Yes, remember to breathe. I was reliving the intensity as I wrote. Did reading the post make you feel it? On the one hand, I'm sorry for putting you through it. On the other, I was able to accurately share what I felt.

Thanks for the mojo. I can use it. Then I'll try to pass it along to someone else who needs it.

krysta in milwaukee said...

"The risks are bad enough without adding to them by our own unwise actions. Such was the case yesterday."

I don't think flipping him off was 'unwise'. It's probably one of the mildest reactions I can think of to an attack. I flipped off the guy in VA who tried to hit both Karl & I in June. (We just testified last week.)

Wish I could have gotten some alone time with him, but he drove to the police station & walked right into a group of officers. Probably saved his life. We were both really shaken & furious, & both have some* training in fighting. [*vast understatement]

"As long as he comes back at me I've no compunctions about hitting him again."

He was the aggressor from the start, deliberately blinding you, causing danger not only to you but to others around you. I'd like to have seen his face when he realised he'd gotten in over his head. Too 'macho' to just walk away, or stay down. Idiot.

"I think they like knowing a guy would stand up for them..."

From this woman's perspective, yes it's nice to know that someone would stand _with_ me if I needed the backup, or speak up if someone were talking trash about me. But I don't like being around someone who's violent or in a rage, even if it's 'for' me & not directed at me.

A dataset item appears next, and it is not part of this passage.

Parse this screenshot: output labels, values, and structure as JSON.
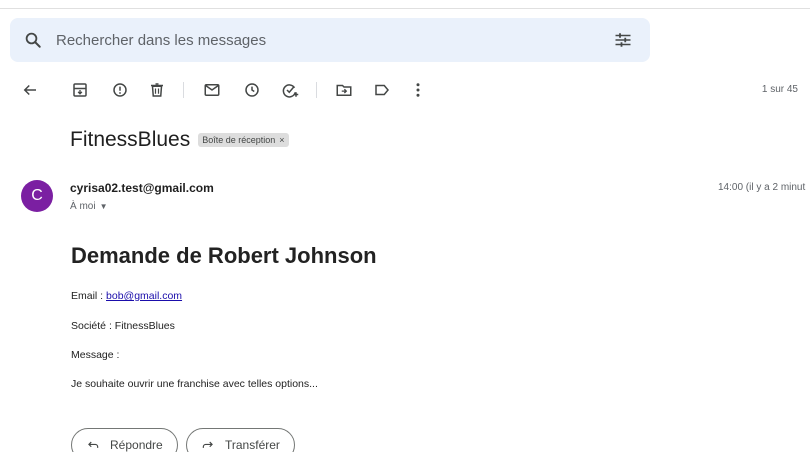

"With my state of mind I most likely wouldn't have let her ride with me."

(quietly, gently) Should _you_ have been riding with you?

Sounds like you're on the receiving end of too many stresses in too short a time. I agree with Lucky: "You, sir, need and deserve a hug."

On one of my email lists, we give hugs like this:

I hope things get better for you soon.


Kano said...

My sincere condolences for all the losses you have endured over the past couple of years. I think you will find that posting on your blog what happened and your feelings about it will be very therapeutic. I know in my case that's true. The process of writing often clarifies what I am feeling and why. Once I am clear on that positive action can follow to enable healing.

American Scooterist Blog said...

My condolences Dan. Some of us know what unexpected loss can do to a person left to deal with it. Probably most of us do.

You don't have to answer to anyone for responding to someone who so cavalierly endangered your life. You stood up for yourself because it was the right thing to do. But maybe you weren't as angry as you thought. You didn't go into a flying rage. You simply answered the problem. Contrary to the touchy feely bs being foisted on us at every turn, You have a right to be angry about the jerks in the world. And you have the right, nay duty to stand up to em too.